Tuesday, June 8, 2010

"They are...lovers of truth, when they are not heated with political debate."

Samuel Johnson: Selected Writings, is given one of those good reviews that in itself broadens understanding and makes its subject more interesting by providing context. Two selections:
One also learns from Johnson that the false premise of our time is the belief that man is justified, not by his behavior, but by his opinions. What one does is of little consequence so long as one holds the right views. Disdain for that assumption runs through all Johnson’s writings on manners and morality. “There are men,” he writes in Rambler 28,
who always confound the praise of goodness with the practice, and who believe themselves mild and moderate, charitable and faithful, because they have exerted their eloquence in commendation of mildness, fidelity, and other virtues. .  .  . Having none to recall their attention to their lives, they rate themselves by the goodness of their opinions, and forget how much more easily men may show their virtue in their talk than in their actions.
Accordingly Johnson’s most acerbic criticisms are usually reserved for those “men of letters”—intellectuals is our term—who pay scrupulous attention to the morality of “society” but none to their own. “Be not too hasty,” says Imlac, the prince’s wise instructor in Rasselas, “to trust or to admire the teachers of morality: They discourse like angels, but they live like men.” ....

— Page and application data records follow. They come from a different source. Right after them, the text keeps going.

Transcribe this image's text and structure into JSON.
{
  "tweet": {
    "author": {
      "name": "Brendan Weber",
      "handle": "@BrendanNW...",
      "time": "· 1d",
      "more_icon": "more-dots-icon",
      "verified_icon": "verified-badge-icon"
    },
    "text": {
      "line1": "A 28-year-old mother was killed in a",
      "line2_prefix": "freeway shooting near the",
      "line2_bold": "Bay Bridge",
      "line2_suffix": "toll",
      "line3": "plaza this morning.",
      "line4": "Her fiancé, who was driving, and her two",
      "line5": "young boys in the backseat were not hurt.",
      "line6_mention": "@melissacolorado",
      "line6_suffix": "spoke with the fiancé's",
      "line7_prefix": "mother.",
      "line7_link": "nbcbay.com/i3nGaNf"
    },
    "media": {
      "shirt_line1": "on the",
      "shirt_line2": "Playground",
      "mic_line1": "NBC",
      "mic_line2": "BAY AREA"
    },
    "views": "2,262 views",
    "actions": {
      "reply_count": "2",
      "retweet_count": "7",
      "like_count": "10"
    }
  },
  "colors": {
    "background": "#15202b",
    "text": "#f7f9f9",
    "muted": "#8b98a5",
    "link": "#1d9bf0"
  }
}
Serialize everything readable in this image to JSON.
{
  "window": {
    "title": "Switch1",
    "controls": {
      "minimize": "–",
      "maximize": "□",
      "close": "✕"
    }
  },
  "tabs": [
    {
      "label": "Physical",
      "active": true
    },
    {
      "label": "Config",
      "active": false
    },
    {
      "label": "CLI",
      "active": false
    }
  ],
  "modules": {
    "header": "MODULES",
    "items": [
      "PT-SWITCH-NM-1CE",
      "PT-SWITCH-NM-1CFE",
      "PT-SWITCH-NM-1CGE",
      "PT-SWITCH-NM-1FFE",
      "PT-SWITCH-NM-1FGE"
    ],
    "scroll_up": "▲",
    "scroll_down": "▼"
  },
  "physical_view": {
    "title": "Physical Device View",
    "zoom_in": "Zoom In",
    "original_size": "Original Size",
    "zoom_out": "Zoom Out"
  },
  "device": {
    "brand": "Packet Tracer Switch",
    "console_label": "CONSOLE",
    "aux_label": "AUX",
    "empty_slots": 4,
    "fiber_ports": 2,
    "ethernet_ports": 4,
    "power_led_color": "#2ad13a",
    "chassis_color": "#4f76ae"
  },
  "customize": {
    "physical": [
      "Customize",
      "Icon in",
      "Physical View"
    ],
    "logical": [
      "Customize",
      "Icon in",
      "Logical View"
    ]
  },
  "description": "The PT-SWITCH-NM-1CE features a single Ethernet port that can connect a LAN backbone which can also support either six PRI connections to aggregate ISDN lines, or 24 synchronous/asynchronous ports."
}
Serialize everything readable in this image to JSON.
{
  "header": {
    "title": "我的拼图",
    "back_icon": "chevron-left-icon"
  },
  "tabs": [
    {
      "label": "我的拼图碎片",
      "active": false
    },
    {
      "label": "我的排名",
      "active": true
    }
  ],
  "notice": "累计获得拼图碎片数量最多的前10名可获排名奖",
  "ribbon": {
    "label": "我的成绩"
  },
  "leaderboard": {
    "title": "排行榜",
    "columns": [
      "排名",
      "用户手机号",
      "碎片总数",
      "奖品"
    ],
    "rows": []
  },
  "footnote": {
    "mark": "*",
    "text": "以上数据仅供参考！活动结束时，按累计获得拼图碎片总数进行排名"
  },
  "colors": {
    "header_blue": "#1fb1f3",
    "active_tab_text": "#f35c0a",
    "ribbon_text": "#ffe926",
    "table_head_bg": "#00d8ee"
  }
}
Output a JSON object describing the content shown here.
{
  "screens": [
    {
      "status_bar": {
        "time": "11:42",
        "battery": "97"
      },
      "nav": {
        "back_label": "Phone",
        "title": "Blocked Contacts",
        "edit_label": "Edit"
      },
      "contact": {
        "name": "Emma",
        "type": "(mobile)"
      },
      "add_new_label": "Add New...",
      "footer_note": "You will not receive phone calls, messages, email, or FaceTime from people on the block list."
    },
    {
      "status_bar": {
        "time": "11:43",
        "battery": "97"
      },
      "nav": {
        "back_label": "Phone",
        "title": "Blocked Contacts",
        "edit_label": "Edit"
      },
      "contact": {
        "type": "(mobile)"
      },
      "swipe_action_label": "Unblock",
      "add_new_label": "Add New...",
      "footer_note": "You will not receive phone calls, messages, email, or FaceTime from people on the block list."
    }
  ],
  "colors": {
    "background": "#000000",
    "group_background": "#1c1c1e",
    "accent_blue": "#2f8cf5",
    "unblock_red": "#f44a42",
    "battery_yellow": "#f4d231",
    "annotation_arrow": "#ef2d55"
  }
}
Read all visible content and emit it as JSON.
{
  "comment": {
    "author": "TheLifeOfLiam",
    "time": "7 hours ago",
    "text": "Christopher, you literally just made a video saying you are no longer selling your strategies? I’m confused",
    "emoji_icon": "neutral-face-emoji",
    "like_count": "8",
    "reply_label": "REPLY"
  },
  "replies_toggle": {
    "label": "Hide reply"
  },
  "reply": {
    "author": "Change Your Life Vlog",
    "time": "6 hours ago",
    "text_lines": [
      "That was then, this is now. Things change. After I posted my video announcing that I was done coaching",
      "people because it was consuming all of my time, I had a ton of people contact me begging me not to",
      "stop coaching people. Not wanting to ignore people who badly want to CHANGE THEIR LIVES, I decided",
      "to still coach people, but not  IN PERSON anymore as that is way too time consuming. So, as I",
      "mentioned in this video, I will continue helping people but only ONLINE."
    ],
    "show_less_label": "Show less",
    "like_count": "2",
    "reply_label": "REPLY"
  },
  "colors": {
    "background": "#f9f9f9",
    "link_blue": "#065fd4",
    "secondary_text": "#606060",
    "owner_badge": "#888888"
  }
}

Both these predispositions—his refusal to countenance any belief that oversimplified the human experience, and his dim view of man’s benevolence—made him skeptical of the claims of politics. The mental vulgarity of politics robs men of good cheer, and gives them the moral license to say things they know to be untrue. In Idler 10, Johnson discusses two of his friends. “They are both men of integrity,” he says, “where no factious interest is to be promoted; and both lovers of truth, when they are not heated with political debate.”

Politics usurps the mind, and tempts its participants to exaggerate the importance of government policies beyond all rational bounds. ....
Dr J.’s Sampler | The Weekly Standard